“This graphic novel spreads madness for it gives readers a glimpse at the divine.”
In the world of Lovecraftian horror, the true terror does not come from the monsters lurking between worlds. It is not the nameless cults performing blasphemous rites in the Louisiana bayou. It isn’t even the legend-haunted and witch-haunted streets of Arkham. Rather, it is the knowledge that we are alone in a universe that neither hates us nor loves us. It could not care less about us and all our endeavors. No life matters.
Cromwell Stone, which was originally created in the late 1980s and published in a series of volumes throughout the 1990s, captures this cosmic dread in stark black and white. The central story of Cromwell Stone is not important. For most readers it will not even be intelligible. Suffice it to say that Andreas’ reissued graphic novel tells the complex story of humans, superhumans, and wreckers.
The titular character is one of the last survivors of the doomed ship Leviticus, and he comes ashore in the United States with an occult key. This key is sought after by a horde of demons (superhumans) wearing human skin. These entities disrupt normal life (hence, “wreckers”) in order to keep man from accessing the hidden truth. Ultimately, Stone's key and its mystery is entrusted into the hands of amnesiac woman named Marlene Parthington. She may or may not be an ageless woman of a blasted Scottish moor.
The narrative complexity of Cromwell Stone is mirrored by its dizzying artwork. Andreas seems like a psychotic M. C. Escher, with traditional cartoon lines sacrificed to non-Euclidean shapes and angles. Surrealism is not a strong enough word to describe Andreas’s work—Cromwell Stone looks even more unhinged than its events. All of this is on purpose of course, as the apex of the story reminds us that humans “cannot see God and live.” This graphic novel spreads madness for it gives readers a glimpse at the divine.
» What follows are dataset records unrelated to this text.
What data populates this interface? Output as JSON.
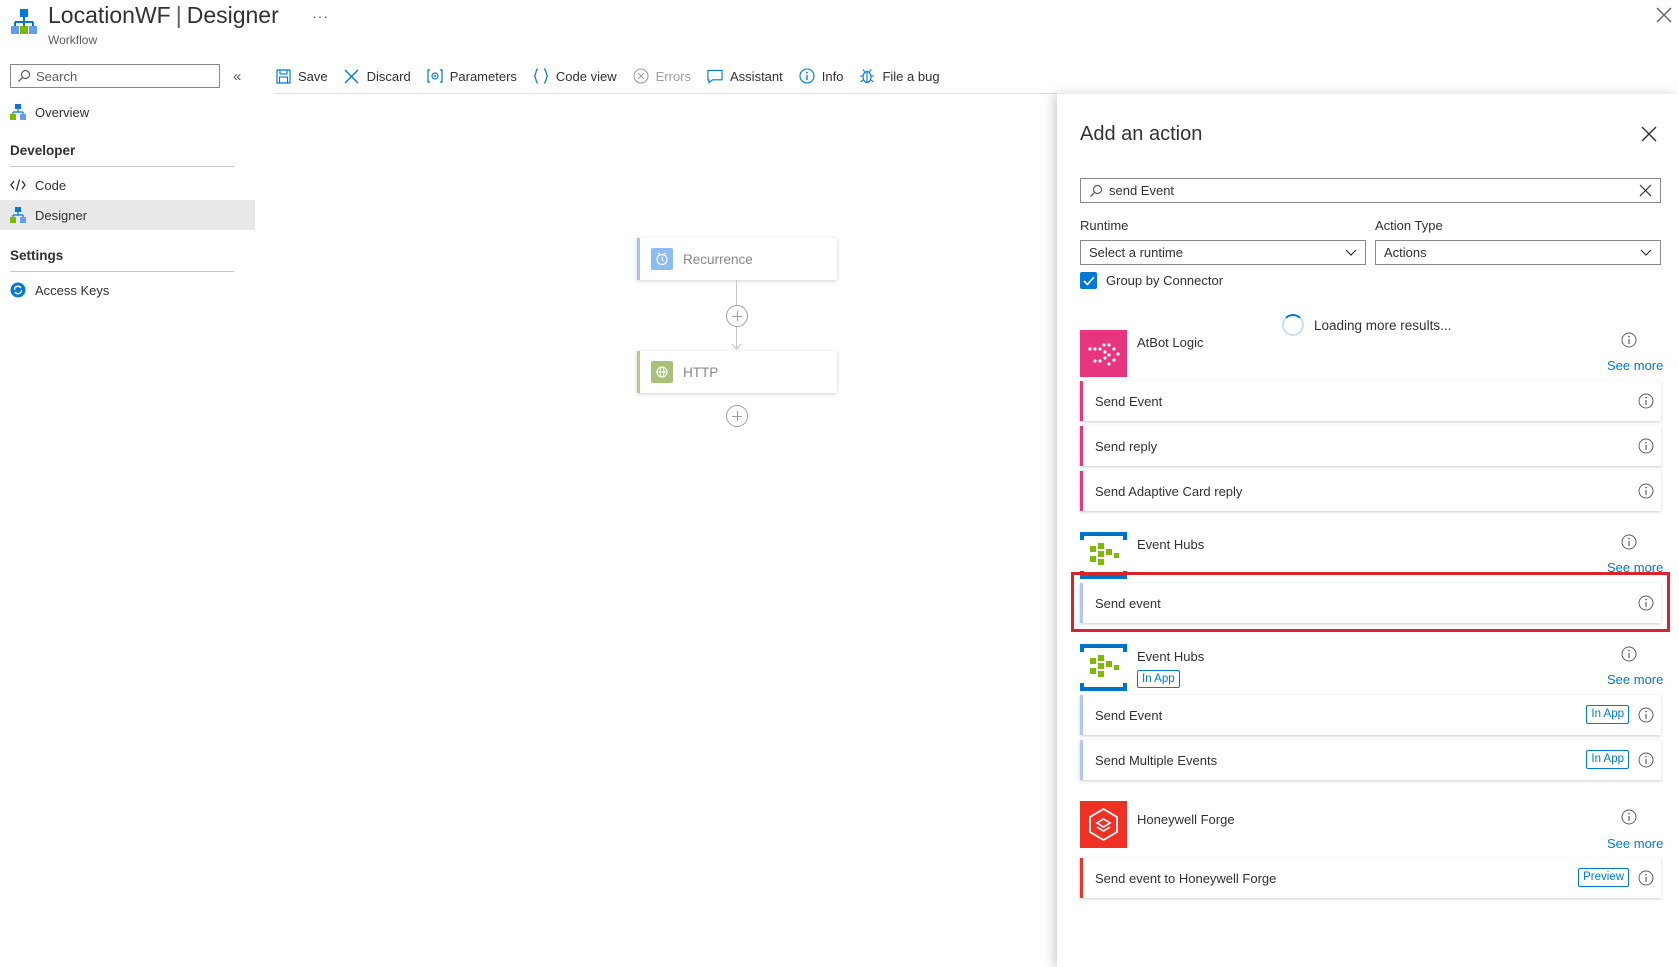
{
  "header": {
    "title": "LocationWF",
    "separator": "|",
    "title_suffix": "Designer",
    "subtitle": "Workflow",
    "more_label": "···"
  },
  "nav": {
    "search_placeholder": "Search",
    "collapse_label": "«",
    "overview": "Overview",
    "developer_section": "Developer",
    "code": "Code",
    "designer": "Designer",
    "settings_section": "Settings",
    "access_keys": "Access Keys"
  },
  "toolbar": {
    "save": "Save",
    "discard": "Discard",
    "parameters": "Parameters",
    "code_view": "Code view",
    "errors": "Errors",
    "assistant": "Assistant",
    "info": "Info",
    "file_bug": "File a bug"
  },
  "canvas": {
    "steps": [
      {
        "label": "Recurrence",
        "color": "#1f85ff"
      },
      {
        "label": "HTTP",
        "color": "#709727"
      }
    ]
  },
  "panel": {
    "title": "Add an action",
    "search_value": "send Event",
    "runtime_label": "Runtime",
    "runtime_value": "Select a runtime",
    "action_type_label": "Action Type",
    "action_type_value": "Actions",
    "group_by_connector": "Group by Connector",
    "group_by_connector_checked": true,
    "loading": "Loading more results...",
    "see_more": "See more",
    "connectors": [
      {
        "name": "AtBot Logic",
        "color": "#e8357f",
        "actions": [
          {
            "label": "Send Event"
          },
          {
            "label": "Send reply"
          },
          {
            "label": "Send Adaptive Card reply"
          }
        ]
      },
      {
        "name": "Event Hubs",
        "color": "#0072c6",
        "actions": [
          {
            "label": "Send event",
            "highlighted": true
          }
        ]
      },
      {
        "name": "Event Hubs",
        "tag": "In App",
        "color": "#0072c6",
        "actions": [
          {
            "label": "Send Event",
            "tag": "In App"
          },
          {
            "label": "Send Multiple Events",
            "tag": "In App"
          }
        ]
      },
      {
        "name": "Honeywell Forge",
        "color": "#ee3124",
        "actions": [
          {
            "label": "Send event to Honeywell Forge",
            "tag": "Preview"
          }
        ]
      }
    ]
  }
}
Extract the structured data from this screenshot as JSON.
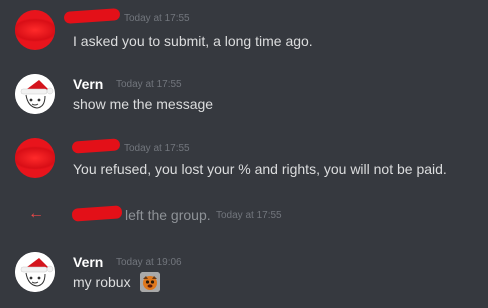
{
  "messages": [
    {
      "author": "",
      "timestamp": "Today at 17:55",
      "text": "I asked you to submit, a long time ago."
    },
    {
      "author": "Vern",
      "timestamp": "Today at 17:55",
      "text": "show me the message"
    },
    {
      "author": "",
      "timestamp": "Today at 17:55",
      "text": "You refused, you lost your % and rights, you will not be paid."
    },
    {
      "author": "Vern",
      "timestamp": "Today at 19:06",
      "text": "my robux"
    }
  ],
  "system_message": {
    "icon": "left-arrow-icon",
    "text": "left the group.",
    "timestamp": "Today at 17:55"
  },
  "colors": {
    "background": "#36393f",
    "username": "#ffffff",
    "message_text": "#dcddde",
    "timestamp": "#72767d",
    "leave_arrow": "#f04747",
    "redaction": "#e31018"
  }
}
Cromwell Stone is a wonderful edition to the Lovecraftian canon. Now, in its English language translation, readers can enjoy Andreas’s unique style. While this volume can legitimately be characterized as style over substance, it cannot be accused of forgetting the feelings of doom and dread that are de rigueur for the horror tale. There is something evil and unknowable lurking behind the pages of Cromwell Stone. If you are brave enough to try and uncover the monsters, then you will be rewarded with an amazing idiosyncrasy from one of the world’s best comics creators.